_Task item_: Nothing may differ between your reply and the listing that follows.

------ Data shown

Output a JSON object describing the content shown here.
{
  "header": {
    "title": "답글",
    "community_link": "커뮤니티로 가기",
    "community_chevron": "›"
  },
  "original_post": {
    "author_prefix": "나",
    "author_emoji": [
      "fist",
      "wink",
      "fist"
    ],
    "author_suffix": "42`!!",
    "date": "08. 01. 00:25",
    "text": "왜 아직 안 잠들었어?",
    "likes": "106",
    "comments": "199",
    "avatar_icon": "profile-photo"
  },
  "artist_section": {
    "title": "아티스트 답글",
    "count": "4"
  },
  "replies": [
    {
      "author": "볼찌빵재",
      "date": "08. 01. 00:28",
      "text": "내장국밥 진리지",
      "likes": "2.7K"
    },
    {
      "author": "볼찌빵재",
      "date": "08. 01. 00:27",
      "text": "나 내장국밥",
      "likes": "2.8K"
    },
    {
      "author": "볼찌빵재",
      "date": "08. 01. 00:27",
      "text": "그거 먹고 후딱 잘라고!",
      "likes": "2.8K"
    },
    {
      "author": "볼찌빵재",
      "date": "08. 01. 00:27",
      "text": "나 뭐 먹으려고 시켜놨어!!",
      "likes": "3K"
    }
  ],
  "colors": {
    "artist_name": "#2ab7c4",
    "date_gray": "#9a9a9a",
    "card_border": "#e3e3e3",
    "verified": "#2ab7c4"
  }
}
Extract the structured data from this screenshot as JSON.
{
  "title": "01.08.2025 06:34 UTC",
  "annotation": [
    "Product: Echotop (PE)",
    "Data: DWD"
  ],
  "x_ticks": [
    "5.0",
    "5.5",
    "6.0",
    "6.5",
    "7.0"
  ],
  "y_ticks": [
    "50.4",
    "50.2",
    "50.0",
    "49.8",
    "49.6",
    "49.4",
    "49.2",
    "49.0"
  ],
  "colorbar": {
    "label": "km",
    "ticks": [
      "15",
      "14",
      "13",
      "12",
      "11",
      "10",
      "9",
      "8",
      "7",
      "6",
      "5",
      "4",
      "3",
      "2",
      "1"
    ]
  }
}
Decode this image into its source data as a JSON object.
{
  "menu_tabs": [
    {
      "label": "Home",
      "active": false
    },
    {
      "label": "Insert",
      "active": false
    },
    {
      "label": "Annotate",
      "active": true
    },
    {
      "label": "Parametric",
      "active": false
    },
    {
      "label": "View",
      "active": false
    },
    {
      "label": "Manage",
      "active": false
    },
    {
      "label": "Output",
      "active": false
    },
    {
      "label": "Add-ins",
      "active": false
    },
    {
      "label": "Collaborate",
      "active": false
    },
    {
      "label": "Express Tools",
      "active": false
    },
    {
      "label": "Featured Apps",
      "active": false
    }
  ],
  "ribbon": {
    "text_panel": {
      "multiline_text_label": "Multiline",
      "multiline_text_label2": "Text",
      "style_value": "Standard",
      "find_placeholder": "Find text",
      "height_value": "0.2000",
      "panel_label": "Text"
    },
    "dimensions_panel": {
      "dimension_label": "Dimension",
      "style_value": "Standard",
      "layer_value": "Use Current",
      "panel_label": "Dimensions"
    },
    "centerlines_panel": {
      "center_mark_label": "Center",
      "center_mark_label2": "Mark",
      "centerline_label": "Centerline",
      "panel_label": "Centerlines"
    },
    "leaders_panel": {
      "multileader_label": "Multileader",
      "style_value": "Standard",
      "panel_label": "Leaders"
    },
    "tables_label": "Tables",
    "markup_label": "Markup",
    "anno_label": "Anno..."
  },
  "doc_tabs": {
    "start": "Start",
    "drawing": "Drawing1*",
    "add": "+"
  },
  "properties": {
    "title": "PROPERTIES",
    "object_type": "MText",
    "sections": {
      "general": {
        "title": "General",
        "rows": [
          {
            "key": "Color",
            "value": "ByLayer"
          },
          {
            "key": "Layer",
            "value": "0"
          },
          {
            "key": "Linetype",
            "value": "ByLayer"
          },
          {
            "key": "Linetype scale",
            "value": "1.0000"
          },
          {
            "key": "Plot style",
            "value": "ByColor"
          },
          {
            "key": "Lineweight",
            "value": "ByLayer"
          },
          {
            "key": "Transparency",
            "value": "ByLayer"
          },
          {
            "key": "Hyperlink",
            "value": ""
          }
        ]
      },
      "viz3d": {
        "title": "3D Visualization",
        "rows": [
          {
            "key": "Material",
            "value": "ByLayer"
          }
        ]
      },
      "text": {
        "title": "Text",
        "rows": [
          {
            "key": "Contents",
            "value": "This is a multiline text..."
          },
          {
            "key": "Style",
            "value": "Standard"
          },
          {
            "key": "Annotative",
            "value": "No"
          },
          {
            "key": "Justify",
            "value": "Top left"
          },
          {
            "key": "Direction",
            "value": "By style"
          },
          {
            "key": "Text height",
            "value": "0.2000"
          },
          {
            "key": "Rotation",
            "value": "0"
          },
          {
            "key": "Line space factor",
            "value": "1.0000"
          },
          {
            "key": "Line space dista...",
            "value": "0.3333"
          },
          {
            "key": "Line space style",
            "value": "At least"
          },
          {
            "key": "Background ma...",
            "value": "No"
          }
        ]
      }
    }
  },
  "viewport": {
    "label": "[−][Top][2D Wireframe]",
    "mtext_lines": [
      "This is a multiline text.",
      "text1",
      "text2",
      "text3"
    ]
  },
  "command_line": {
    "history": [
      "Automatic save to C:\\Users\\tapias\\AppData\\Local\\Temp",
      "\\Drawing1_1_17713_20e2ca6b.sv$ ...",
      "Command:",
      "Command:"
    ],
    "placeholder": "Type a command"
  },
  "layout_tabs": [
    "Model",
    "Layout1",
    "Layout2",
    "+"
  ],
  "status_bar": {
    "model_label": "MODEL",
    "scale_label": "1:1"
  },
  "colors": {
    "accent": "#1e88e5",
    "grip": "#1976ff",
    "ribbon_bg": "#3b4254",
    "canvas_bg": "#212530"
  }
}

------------

_Exercise answer_:
Output a JSON object describing the content shown here.
{
  "header": {
    "title": "답글",
    "community_link": "커뮤니티로 가기",
    "community_chevron": "›"
  },
  "original_post": {
    "author_prefix": "나",
    "author_emoji": [
      "fist",
      "wink",
      "fist"
    ],
    "author_suffix": "42`!!",
    "date": "08. 01. 00:25",
    "text": "왜 아직 안 잠들었어?",
    "likes": "106",
    "comments": "199",
    "avatar_icon": "profile-photo"
  },
  "artist_section": {
    "title": "아티스트 답글",
    "count": "4"
  },
  "replies": [
    {
      "author": "볼찌빵재",
      "date": "08. 01. 00:28",
      "text": "내장국밥 진리지",
      "likes": "2.7K"
    },
    {
      "author": "볼찌빵재",
      "date": "08. 01. 00:27",
      "text": "나 내장국밥",
      "likes": "2.8K"
    },
    {
      "author": "볼찌빵재",
      "date": "08. 01. 00:27",
      "text": "그거 먹고 후딱 잘라고!",
      "likes": "2.8K"
    },
    {
      "author": "볼찌빵재",
      "date": "08. 01. 00:27",
      "text": "나 뭐 먹으려고 시켜놨어!!",
      "likes": "3K"
    }
  ],
  "colors": {
    "artist_name": "#2ab7c4",
    "date_gray": "#9a9a9a",
    "card_border": "#e3e3e3",
    "verified": "#2ab7c4"
  }
}
Extract the structured data from this screenshot as JSON.
{
  "title": "01.08.2025 06:34 UTC",
  "annotation": [
    "Product: Echotop (PE)",
    "Data: DWD"
  ],
  "x_ticks": [
    "5.0",
    "5.5",
    "6.0",
    "6.5",
    "7.0"
  ],
  "y_ticks": [
    "50.4",
    "50.2",
    "50.0",
    "49.8",
    "49.6",
    "49.4",
    "49.2",
    "49.0"
  ],
  "colorbar": {
    "label": "km",
    "ticks": [
      "15",
      "14",
      "13",
      "12",
      "11",
      "10",
      "9",
      "8",
      "7",
      "6",
      "5",
      "4",
      "3",
      "2",
      "1"
    ]
  }
}
Decode this image into its source data as a JSON object.
{
  "menu_tabs": [
    {
      "label": "Home",
      "active": false
    },
    {
      "label": "Insert",
      "active": false
    },
    {
      "label": "Annotate",
      "active": true
    },
    {
      "label": "Parametric",
      "active": false
    },
    {
      "label": "View",
      "active": false
    },
    {
      "label": "Manage",
      "active": false
    },
    {
      "label": "Output",
      "active": false
    },
    {
      "label": "Add-ins",
      "active": false
    },
    {
      "label": "Collaborate",
      "active": false
    },
    {
      "label": "Express Tools",
      "active": false
    },
    {
      "label": "Featured Apps",
      "active": false
    }
  ],
  "ribbon": {
    "text_panel": {
      "multiline_text_label": "Multiline",
      "multiline_text_label2": "Text",
      "style_value": "Standard",
      "find_placeholder": "Find text",
      "height_value": "0.2000",
      "panel_label": "Text"
    },
    "dimensions_panel": {
      "dimension_label": "Dimension",
      "style_value": "Standard",
      "layer_value": "Use Current",
      "panel_label": "Dimensions"
    },
    "centerlines_panel": {
      "center_mark_label": "Center",
      "center_mark_label2": "Mark",
      "centerline_label": "Centerline",
      "panel_label": "Centerlines"
    },
    "leaders_panel": {
      "multileader_label": "Multileader",
      "style_value": "Standard",
      "panel_label": "Leaders"
    },
    "tables_label": "Tables",
    "markup_label": "Markup",
    "anno_label": "Anno..."
  },
  "doc_tabs": {
    "start": "Start",
    "drawing": "Drawing1*",
    "add": "+"
  },
  "properties": {
    "title": "PROPERTIES",
    "object_type": "MText",
    "sections": {
      "general": {
        "title": "General",
        "rows": [
          {
            "key": "Color",
            "value": "ByLayer"
          },
          {
            "key": "Layer",
            "value": "0"
          },
          {
            "key": "Linetype",
            "value": "ByLayer"
          },
          {
            "key": "Linetype scale",
            "value": "1.0000"
          },
          {
            "key": "Plot style",
            "value": "ByColor"
          },
          {
            "key": "Lineweight",
            "value": "ByLayer"
          },
          {
            "key": "Transparency",
            "value": "ByLayer"
          },
          {
            "key": "Hyperlink",
            "value": ""
          }
        ]
      },
      "viz3d": {
        "title": "3D Visualization",
        "rows": [
          {
            "key": "Material",
            "value": "ByLayer"
          }
        ]
      },
      "text": {
        "title": "Text",
        "rows": [
          {
            "key": "Contents",
            "value": "This is a multiline text..."
          },
          {
            "key": "Style",
            "value": "Standard"
          },
          {
            "key": "Annotative",
            "value": "No"
          },
          {
            "key": "Justify",
            "value": "Top left"
          },
          {
            "key": "Direction",
            "value": "By style"
          },
          {
            "key": "Text height",
            "value": "0.2000"
          },
          {
            "key": "Rotation",
            "value": "0"
          },
          {
            "key": "Line space factor",
            "value": "1.0000"
          },
          {
            "key": "Line space dista...",
            "value": "0.3333"
          },
          {
            "key": "Line space style",
            "value": "At least"
          },
          {
            "key": "Background ma...",
            "value": "No"
          }
        ]
      }
    }
  },
  "viewport": {
    "label": "[−][Top][2D Wireframe]",
    "mtext_lines": [
      "This is a multiline text.",
      "text1",
      "text2",
      "text3"
    ]
  },
  "command_line": {
    "history": [
      "Automatic save to C:\\Users\\tapias\\AppData\\Local\\Temp",
      "\\Drawing1_1_17713_20e2ca6b.sv$ ...",
      "Command:",
      "Command:"
    ],
    "placeholder": "Type a command"
  },
  "layout_tabs": [
    "Model",
    "Layout1",
    "Layout2",
    "+"
  ],
  "status_bar": {
    "model_label": "MODEL",
    "scale_label": "1:1"
  },
  "colors": {
    "accent": "#1e88e5",
    "grip": "#1976ff",
    "ribbon_bg": "#3b4254",
    "canvas_bg": "#212530"
  }
}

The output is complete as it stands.